“I'll always write about intense relationships between women because that's what interests me the most,” explains Unsworth. “One of my favourite things to do is play around with romantic comedy tropes but put them in a different context where it's not a man and a woman, [instead] in the context of two friends or a mother-daughter bond.” Much like in Animals, the real love story – its exhilaration, its pain, its fractiousness – is in the relationships between women, relationships that both rupture and repair.
The attention that Unsworth pays to the intimate, interior and unkempt experiences of women has drawn comparisons to Phoebe Waller-Bridge (fox and all) and Irish novelist Sally Rooney. Does Unsworth find these comparisons empowering or limiting? “I wish there were more names!” she says fervently. “I love both of them – I think they're geniuses – and I'm so glad that their works are out in the world. But I just wish we had more voices and more diversity. I think it would be great if there were many more women that we could refer to.”
For Unsworth, television seems to be the place allowing for more diverse voices. She points to her peers Rooney and Candice Carty-Williams as other novelists who are adapting their bestsellers, while Adults is already set to become a television series with Unsworth on screenwriting duties. Television, she explains, is increasingly becoming a space where women can tell authentic, unapologetic stories. “I don't like redemption stories and I don't like super neat happy endings where everything is jolly and shiny and Hallmark,” Unsworth states firmly. “I don’t want my work to be a cautionary tale.
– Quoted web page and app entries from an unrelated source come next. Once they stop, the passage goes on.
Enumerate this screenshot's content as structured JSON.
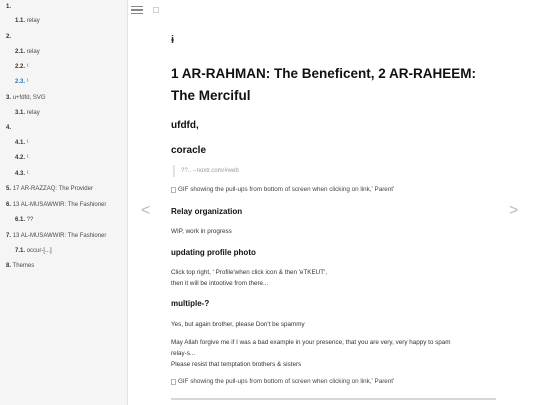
{
  "toc": [
    {
      "num": "1.",
      "label": ""
    },
    {
      "num": "1.1.",
      "label": "relay"
    },
    {
      "num": "2.",
      "label": ""
    },
    {
      "num": "2.1.",
      "label": "relay"
    },
    {
      "num": "2.2.",
      "label": "¹"
    },
    {
      "num": "2.3.",
      "label": "¹"
    },
    {
      "num": "3.",
      "label": "u+fdfd, SVG"
    },
    {
      "num": "3.1.",
      "label": "relay"
    },
    {
      "num": "4.",
      "label": ""
    },
    {
      "num": "4.1.",
      "label": "¹"
    },
    {
      "num": "4.2.",
      "label": "¹"
    },
    {
      "num": "4.3.",
      "label": "¹"
    },
    {
      "num": "5.",
      "label": "17 AR-RAZZAQ: The Provider"
    },
    {
      "num": "6.",
      "label": "13 AL-MUSAWWIR: The Fashioner"
    },
    {
      "num": "6.1.",
      "label": "??"
    },
    {
      "num": "7.",
      "label": "13 AL-MUSAWWIR: The Fashioner"
    },
    {
      "num": "7.1.",
      "label": "occur-[...]"
    },
    {
      "num": "8.",
      "label": "Themes"
    }
  ],
  "nav": {
    "prev": "<",
    "next": ">"
  },
  "content": {
    "glyph": "ɨ",
    "title_line1": "1 AR-RAHMAN: The Beneficent, 2 AR-RAHEEM:",
    "title_line2": "The Merciful",
    "h2_a": "ufdfd,",
    "h2_b": "coracle",
    "quote": "??.. --noxtr.com/#web",
    "gif_alt": "GIF showing the pull-ups from bottom of screen when clicking on link,' Parent'",
    "h3_relay": "Relay organization",
    "p_wip": "WIP, work in progress",
    "h3_profile": "updating profile photo",
    "p_click_1": "Click top right, ' Profile'when click icon & then 'eTKEUT',",
    "p_click_2": "then it will be intootive from there...",
    "h3_multiple": "multiple-?",
    "p_yes": "Yes, but again brother, please Don't be spammy",
    "p_may_1": "May Allah forgive me if I was a bad example in your presence, that you are very, very happy to spam",
    "p_may_2": "relay-s...",
    "p_please": "Please resist that temptation brothers & sisters",
    "gif_alt_2": "GIF showing the pull-ups from bottom of screen when clicking on link,' Parent'"
  }
}
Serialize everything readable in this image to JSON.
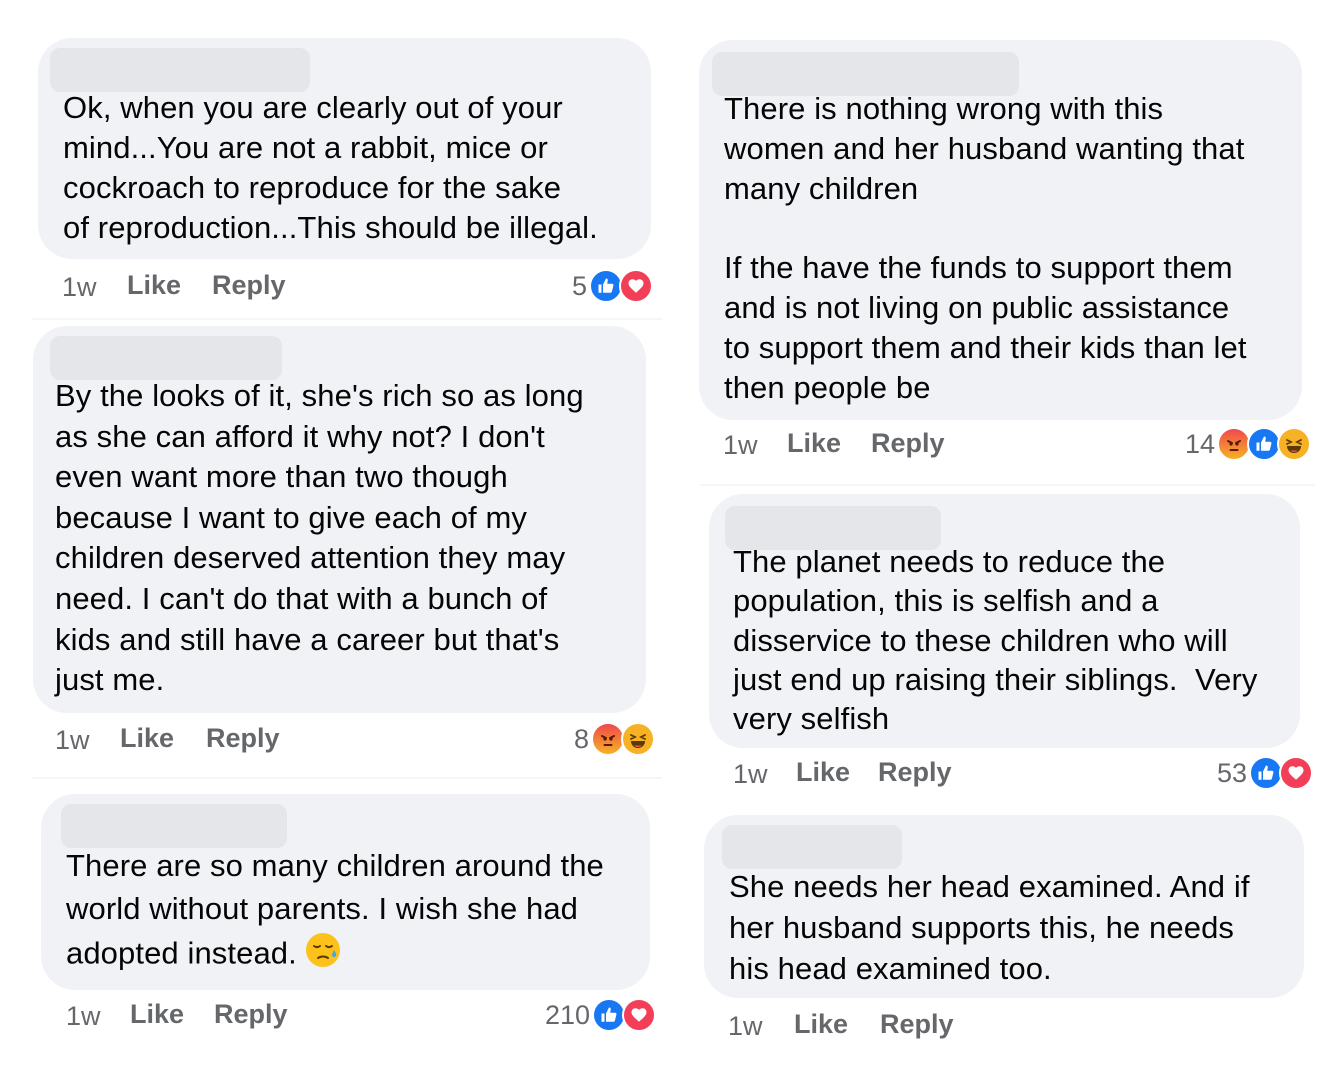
{
  "meta": {
    "like_label": "Like",
    "reply_label": "Reply"
  },
  "comments": [
    {
      "text": "Ok, when you are clearly out of your\nmind...You are not a rabbit, mice or\ncockroach to reproduce for the sake\nof reproduction...This should be illegal.",
      "time": "1w",
      "reaction_count": "5",
      "reactions": [
        "like-icon",
        "love-icon"
      ]
    },
    {
      "text": "By the looks of it, she's rich so as long\nas she can afford it why not? I don't\neven want more than two though\nbecause I want to give each of my\nchildren deserved attention they may\nneed. I can't do that with a bunch of\nkids and still have a career but that's\njust me.",
      "time": "1w",
      "reaction_count": "8",
      "reactions": [
        "angry-icon",
        "haha-icon"
      ]
    },
    {
      "text": "There are so many children around the\nworld without parents. I wish she had\nadopted instead.",
      "emoji": "sad-sweat-emoji",
      "time": "1w",
      "reaction_count": "210",
      "reactions": [
        "like-icon",
        "love-icon"
      ]
    },
    {
      "text": "There is nothing wrong with this\nwomen and her husband wanting that\nmany children\n\nIf the have the funds to support them\nand is not living on public assistance\nto support them and their kids than let\nthen people be",
      "time": "1w",
      "reaction_count": "14",
      "reactions": [
        "angry-icon",
        "like-icon",
        "haha-icon"
      ]
    },
    {
      "text": "The planet needs to reduce the\npopulation, this is selfish and a\ndisservice to these children who will\njust end up raising their siblings.  Very\nvery selfish",
      "time": "1w",
      "reaction_count": "53",
      "reactions": [
        "like-icon",
        "love-icon"
      ]
    },
    {
      "text": "She needs her head examined. And if\nher husband supports this, he needs\nhis head examined too.",
      "time": "1w"
    }
  ],
  "colors": {
    "bubble": "#f0f2f5",
    "meta_text": "#65676b",
    "like_blue": "#1877f2",
    "love_red": "#f33e58",
    "reaction_yellow": "#f7b125"
  }
}
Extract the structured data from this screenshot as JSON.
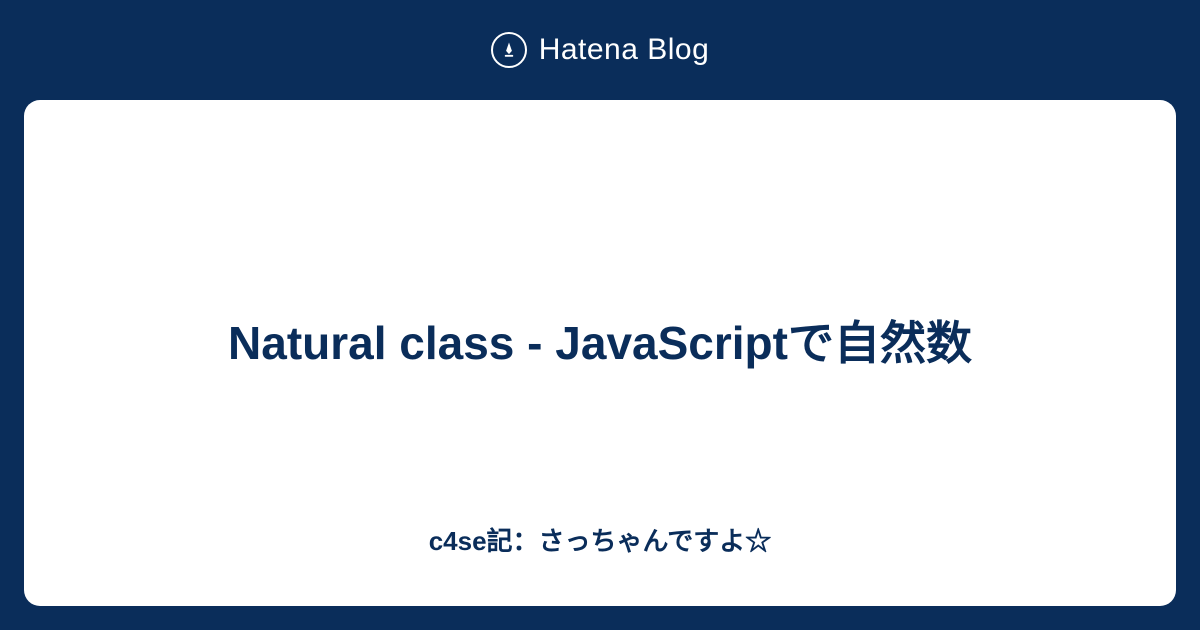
{
  "header": {
    "brand": "Hatena Blog"
  },
  "card": {
    "title": "Natural class - JavaScriptで自然数",
    "subtitle": "c4se記：さっちゃんですよ☆"
  }
}
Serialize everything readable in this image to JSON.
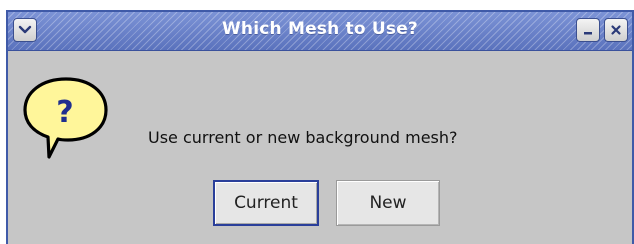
{
  "window": {
    "title": "Which Mesh to Use?",
    "menu_icon": "chevron-down-icon",
    "minimize_icon": "minimize-icon",
    "close_icon": "close-icon"
  },
  "dialog": {
    "icon": "question-bubble-icon",
    "icon_glyph": "?",
    "message": "Use current or new background mesh?",
    "buttons": {
      "current_label": "Current",
      "new_label": "New"
    }
  },
  "colors": {
    "titlebar": "#6a82c9",
    "dialog_bg": "#c6c6c6",
    "bubble_fill": "#fff69a",
    "focus_border": "#2a3f9a"
  }
}
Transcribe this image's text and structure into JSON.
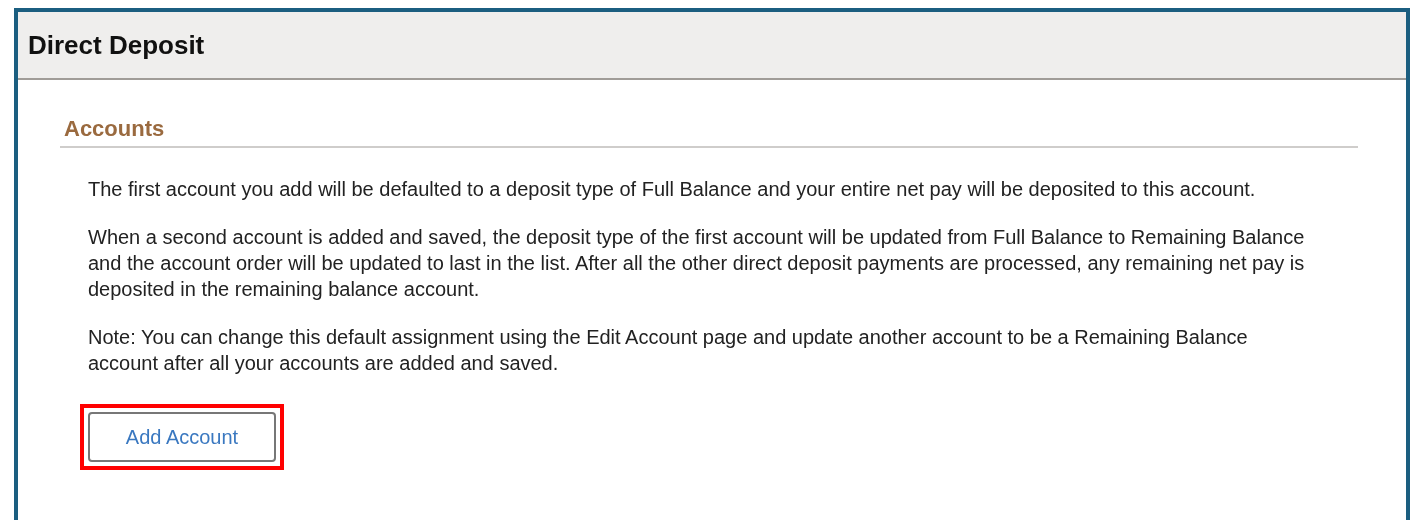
{
  "window": {
    "title": "Direct Deposit"
  },
  "section": {
    "title": "Accounts",
    "paragraphs": [
      "The first account you add will be defaulted to a deposit type of Full Balance and your entire net pay will be deposited to this account.",
      "When a second account is added and saved, the deposit type of the first account will be updated from Full Balance to Remaining Balance and the account order will be updated to last in the list. After all the other direct deposit payments are processed, any remaining net pay is deposited in the remaining balance account.",
      "Note: You can change this default assignment using the Edit Account page and update another account to be a Remaining Balance account after all your accounts are added and saved."
    ],
    "button": {
      "label": "Add Account",
      "highlighted": true
    }
  }
}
I've got many more questions than I've got answers.” In Adults, as well as Animals, it’s a joy to hear her ask them.